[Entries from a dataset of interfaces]

□ □ □ □

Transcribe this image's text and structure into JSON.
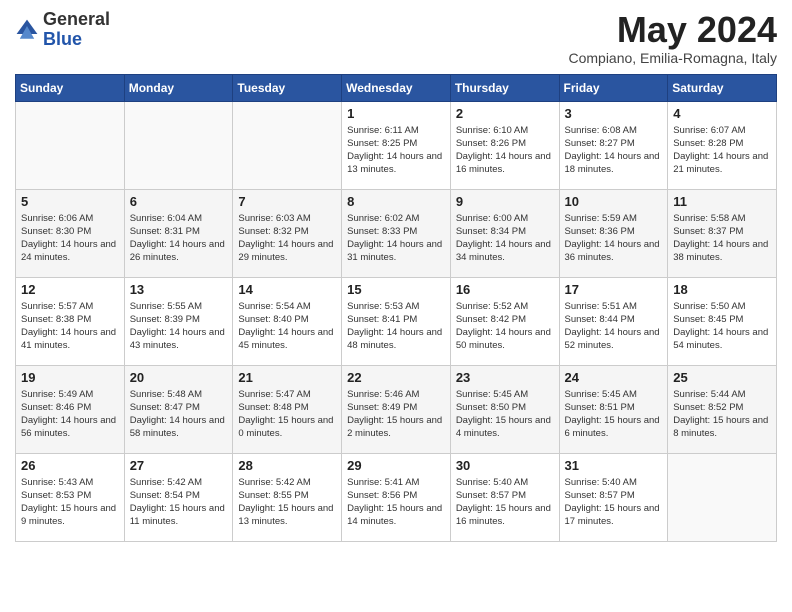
{
  "logo": {
    "general": "General",
    "blue": "Blue"
  },
  "header": {
    "month_title": "May 2024",
    "location": "Compiano, Emilia-Romagna, Italy"
  },
  "weekdays": [
    "Sunday",
    "Monday",
    "Tuesday",
    "Wednesday",
    "Thursday",
    "Friday",
    "Saturday"
  ],
  "weeks": [
    [
      {
        "day": "",
        "sunrise": "",
        "sunset": "",
        "daylight": ""
      },
      {
        "day": "",
        "sunrise": "",
        "sunset": "",
        "daylight": ""
      },
      {
        "day": "",
        "sunrise": "",
        "sunset": "",
        "daylight": ""
      },
      {
        "day": "1",
        "sunrise": "Sunrise: 6:11 AM",
        "sunset": "Sunset: 8:25 PM",
        "daylight": "Daylight: 14 hours and 13 minutes."
      },
      {
        "day": "2",
        "sunrise": "Sunrise: 6:10 AM",
        "sunset": "Sunset: 8:26 PM",
        "daylight": "Daylight: 14 hours and 16 minutes."
      },
      {
        "day": "3",
        "sunrise": "Sunrise: 6:08 AM",
        "sunset": "Sunset: 8:27 PM",
        "daylight": "Daylight: 14 hours and 18 minutes."
      },
      {
        "day": "4",
        "sunrise": "Sunrise: 6:07 AM",
        "sunset": "Sunset: 8:28 PM",
        "daylight": "Daylight: 14 hours and 21 minutes."
      }
    ],
    [
      {
        "day": "5",
        "sunrise": "Sunrise: 6:06 AM",
        "sunset": "Sunset: 8:30 PM",
        "daylight": "Daylight: 14 hours and 24 minutes."
      },
      {
        "day": "6",
        "sunrise": "Sunrise: 6:04 AM",
        "sunset": "Sunset: 8:31 PM",
        "daylight": "Daylight: 14 hours and 26 minutes."
      },
      {
        "day": "7",
        "sunrise": "Sunrise: 6:03 AM",
        "sunset": "Sunset: 8:32 PM",
        "daylight": "Daylight: 14 hours and 29 minutes."
      },
      {
        "day": "8",
        "sunrise": "Sunrise: 6:02 AM",
        "sunset": "Sunset: 8:33 PM",
        "daylight": "Daylight: 14 hours and 31 minutes."
      },
      {
        "day": "9",
        "sunrise": "Sunrise: 6:00 AM",
        "sunset": "Sunset: 8:34 PM",
        "daylight": "Daylight: 14 hours and 34 minutes."
      },
      {
        "day": "10",
        "sunrise": "Sunrise: 5:59 AM",
        "sunset": "Sunset: 8:36 PM",
        "daylight": "Daylight: 14 hours and 36 minutes."
      },
      {
        "day": "11",
        "sunrise": "Sunrise: 5:58 AM",
        "sunset": "Sunset: 8:37 PM",
        "daylight": "Daylight: 14 hours and 38 minutes."
      }
    ],
    [
      {
        "day": "12",
        "sunrise": "Sunrise: 5:57 AM",
        "sunset": "Sunset: 8:38 PM",
        "daylight": "Daylight: 14 hours and 41 minutes."
      },
      {
        "day": "13",
        "sunrise": "Sunrise: 5:55 AM",
        "sunset": "Sunset: 8:39 PM",
        "daylight": "Daylight: 14 hours and 43 minutes."
      },
      {
        "day": "14",
        "sunrise": "Sunrise: 5:54 AM",
        "sunset": "Sunset: 8:40 PM",
        "daylight": "Daylight: 14 hours and 45 minutes."
      },
      {
        "day": "15",
        "sunrise": "Sunrise: 5:53 AM",
        "sunset": "Sunset: 8:41 PM",
        "daylight": "Daylight: 14 hours and 48 minutes."
      },
      {
        "day": "16",
        "sunrise": "Sunrise: 5:52 AM",
        "sunset": "Sunset: 8:42 PM",
        "daylight": "Daylight: 14 hours and 50 minutes."
      },
      {
        "day": "17",
        "sunrise": "Sunrise: 5:51 AM",
        "sunset": "Sunset: 8:44 PM",
        "daylight": "Daylight: 14 hours and 52 minutes."
      },
      {
        "day": "18",
        "sunrise": "Sunrise: 5:50 AM",
        "sunset": "Sunset: 8:45 PM",
        "daylight": "Daylight: 14 hours and 54 minutes."
      }
    ],
    [
      {
        "day": "19",
        "sunrise": "Sunrise: 5:49 AM",
        "sunset": "Sunset: 8:46 PM",
        "daylight": "Daylight: 14 hours and 56 minutes."
      },
      {
        "day": "20",
        "sunrise": "Sunrise: 5:48 AM",
        "sunset": "Sunset: 8:47 PM",
        "daylight": "Daylight: 14 hours and 58 minutes."
      },
      {
        "day": "21",
        "sunrise": "Sunrise: 5:47 AM",
        "sunset": "Sunset: 8:48 PM",
        "daylight": "Daylight: 15 hours and 0 minutes."
      },
      {
        "day": "22",
        "sunrise": "Sunrise: 5:46 AM",
        "sunset": "Sunset: 8:49 PM",
        "daylight": "Daylight: 15 hours and 2 minutes."
      },
      {
        "day": "23",
        "sunrise": "Sunrise: 5:45 AM",
        "sunset": "Sunset: 8:50 PM",
        "daylight": "Daylight: 15 hours and 4 minutes."
      },
      {
        "day": "24",
        "sunrise": "Sunrise: 5:45 AM",
        "sunset": "Sunset: 8:51 PM",
        "daylight": "Daylight: 15 hours and 6 minutes."
      },
      {
        "day": "25",
        "sunrise": "Sunrise: 5:44 AM",
        "sunset": "Sunset: 8:52 PM",
        "daylight": "Daylight: 15 hours and 8 minutes."
      }
    ],
    [
      {
        "day": "26",
        "sunrise": "Sunrise: 5:43 AM",
        "sunset": "Sunset: 8:53 PM",
        "daylight": "Daylight: 15 hours and 9 minutes."
      },
      {
        "day": "27",
        "sunrise": "Sunrise: 5:42 AM",
        "sunset": "Sunset: 8:54 PM",
        "daylight": "Daylight: 15 hours and 11 minutes."
      },
      {
        "day": "28",
        "sunrise": "Sunrise: 5:42 AM",
        "sunset": "Sunset: 8:55 PM",
        "daylight": "Daylight: 15 hours and 13 minutes."
      },
      {
        "day": "29",
        "sunrise": "Sunrise: 5:41 AM",
        "sunset": "Sunset: 8:56 PM",
        "daylight": "Daylight: 15 hours and 14 minutes."
      },
      {
        "day": "30",
        "sunrise": "Sunrise: 5:40 AM",
        "sunset": "Sunset: 8:57 PM",
        "daylight": "Daylight: 15 hours and 16 minutes."
      },
      {
        "day": "31",
        "sunrise": "Sunrise: 5:40 AM",
        "sunset": "Sunset: 8:57 PM",
        "daylight": "Daylight: 15 hours and 17 minutes."
      },
      {
        "day": "",
        "sunrise": "",
        "sunset": "",
        "daylight": ""
      }
    ]
  ]
}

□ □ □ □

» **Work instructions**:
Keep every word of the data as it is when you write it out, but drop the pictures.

» **Solution**:
Transcribe this image's text and structure into JSON.
{
  "logo": {
    "general": "General",
    "blue": "Blue"
  },
  "header": {
    "month_title": "May 2024",
    "location": "Compiano, Emilia-Romagna, Italy"
  },
  "weekdays": [
    "Sunday",
    "Monday",
    "Tuesday",
    "Wednesday",
    "Thursday",
    "Friday",
    "Saturday"
  ],
  "weeks": [
    [
      {
        "day": "",
        "sunrise": "",
        "sunset": "",
        "daylight": ""
      },
      {
        "day": "",
        "sunrise": "",
        "sunset": "",
        "daylight": ""
      },
      {
        "day": "",
        "sunrise": "",
        "sunset": "",
        "daylight": ""
      },
      {
        "day": "1",
        "sunrise": "Sunrise: 6:11 AM",
        "sunset": "Sunset: 8:25 PM",
        "daylight": "Daylight: 14 hours and 13 minutes."
      },
      {
        "day": "2",
        "sunrise": "Sunrise: 6:10 AM",
        "sunset": "Sunset: 8:26 PM",
        "daylight": "Daylight: 14 hours and 16 minutes."
      },
      {
        "day": "3",
        "sunrise": "Sunrise: 6:08 AM",
        "sunset": "Sunset: 8:27 PM",
        "daylight": "Daylight: 14 hours and 18 minutes."
      },
      {
        "day": "4",
        "sunrise": "Sunrise: 6:07 AM",
        "sunset": "Sunset: 8:28 PM",
        "daylight": "Daylight: 14 hours and 21 minutes."
      }
    ],
    [
      {
        "day": "5",
        "sunrise": "Sunrise: 6:06 AM",
        "sunset": "Sunset: 8:30 PM",
        "daylight": "Daylight: 14 hours and 24 minutes."
      },
      {
        "day": "6",
        "sunrise": "Sunrise: 6:04 AM",
        "sunset": "Sunset: 8:31 PM",
        "daylight": "Daylight: 14 hours and 26 minutes."
      },
      {
        "day": "7",
        "sunrise": "Sunrise: 6:03 AM",
        "sunset": "Sunset: 8:32 PM",
        "daylight": "Daylight: 14 hours and 29 minutes."
      },
      {
        "day": "8",
        "sunrise": "Sunrise: 6:02 AM",
        "sunset": "Sunset: 8:33 PM",
        "daylight": "Daylight: 14 hours and 31 minutes."
      },
      {
        "day": "9",
        "sunrise": "Sunrise: 6:00 AM",
        "sunset": "Sunset: 8:34 PM",
        "daylight": "Daylight: 14 hours and 34 minutes."
      },
      {
        "day": "10",
        "sunrise": "Sunrise: 5:59 AM",
        "sunset": "Sunset: 8:36 PM",
        "daylight": "Daylight: 14 hours and 36 minutes."
      },
      {
        "day": "11",
        "sunrise": "Sunrise: 5:58 AM",
        "sunset": "Sunset: 8:37 PM",
        "daylight": "Daylight: 14 hours and 38 minutes."
      }
    ],
    [
      {
        "day": "12",
        "sunrise": "Sunrise: 5:57 AM",
        "sunset": "Sunset: 8:38 PM",
        "daylight": "Daylight: 14 hours and 41 minutes."
      },
      {
        "day": "13",
        "sunrise": "Sunrise: 5:55 AM",
        "sunset": "Sunset: 8:39 PM",
        "daylight": "Daylight: 14 hours and 43 minutes."
      },
      {
        "day": "14",
        "sunrise": "Sunrise: 5:54 AM",
        "sunset": "Sunset: 8:40 PM",
        "daylight": "Daylight: 14 hours and 45 minutes."
      },
      {
        "day": "15",
        "sunrise": "Sunrise: 5:53 AM",
        "sunset": "Sunset: 8:41 PM",
        "daylight": "Daylight: 14 hours and 48 minutes."
      },
      {
        "day": "16",
        "sunrise": "Sunrise: 5:52 AM",
        "sunset": "Sunset: 8:42 PM",
        "daylight": "Daylight: 14 hours and 50 minutes."
      },
      {
        "day": "17",
        "sunrise": "Sunrise: 5:51 AM",
        "sunset": "Sunset: 8:44 PM",
        "daylight": "Daylight: 14 hours and 52 minutes."
      },
      {
        "day": "18",
        "sunrise": "Sunrise: 5:50 AM",
        "sunset": "Sunset: 8:45 PM",
        "daylight": "Daylight: 14 hours and 54 minutes."
      }
    ],
    [
      {
        "day": "19",
        "sunrise": "Sunrise: 5:49 AM",
        "sunset": "Sunset: 8:46 PM",
        "daylight": "Daylight: 14 hours and 56 minutes."
      },
      {
        "day": "20",
        "sunrise": "Sunrise: 5:48 AM",
        "sunset": "Sunset: 8:47 PM",
        "daylight": "Daylight: 14 hours and 58 minutes."
      },
      {
        "day": "21",
        "sunrise": "Sunrise: 5:47 AM",
        "sunset": "Sunset: 8:48 PM",
        "daylight": "Daylight: 15 hours and 0 minutes."
      },
      {
        "day": "22",
        "sunrise": "Sunrise: 5:46 AM",
        "sunset": "Sunset: 8:49 PM",
        "daylight": "Daylight: 15 hours and 2 minutes."
      },
      {
        "day": "23",
        "sunrise": "Sunrise: 5:45 AM",
        "sunset": "Sunset: 8:50 PM",
        "daylight": "Daylight: 15 hours and 4 minutes."
      },
      {
        "day": "24",
        "sunrise": "Sunrise: 5:45 AM",
        "sunset": "Sunset: 8:51 PM",
        "daylight": "Daylight: 15 hours and 6 minutes."
      },
      {
        "day": "25",
        "sunrise": "Sunrise: 5:44 AM",
        "sunset": "Sunset: 8:52 PM",
        "daylight": "Daylight: 15 hours and 8 minutes."
      }
    ],
    [
      {
        "day": "26",
        "sunrise": "Sunrise: 5:43 AM",
        "sunset": "Sunset: 8:53 PM",
        "daylight": "Daylight: 15 hours and 9 minutes."
      },
      {
        "day": "27",
        "sunrise": "Sunrise: 5:42 AM",
        "sunset": "Sunset: 8:54 PM",
        "daylight": "Daylight: 15 hours and 11 minutes."
      },
      {
        "day": "28",
        "sunrise": "Sunrise: 5:42 AM",
        "sunset": "Sunset: 8:55 PM",
        "daylight": "Daylight: 15 hours and 13 minutes."
      },
      {
        "day": "29",
        "sunrise": "Sunrise: 5:41 AM",
        "sunset": "Sunset: 8:56 PM",
        "daylight": "Daylight: 15 hours and 14 minutes."
      },
      {
        "day": "30",
        "sunrise": "Sunrise: 5:40 AM",
        "sunset": "Sunset: 8:57 PM",
        "daylight": "Daylight: 15 hours and 16 minutes."
      },
      {
        "day": "31",
        "sunrise": "Sunrise: 5:40 AM",
        "sunset": "Sunset: 8:57 PM",
        "daylight": "Daylight: 15 hours and 17 minutes."
      },
      {
        "day": "",
        "sunrise": "",
        "sunset": "",
        "daylight": ""
      }
    ]
  ]
}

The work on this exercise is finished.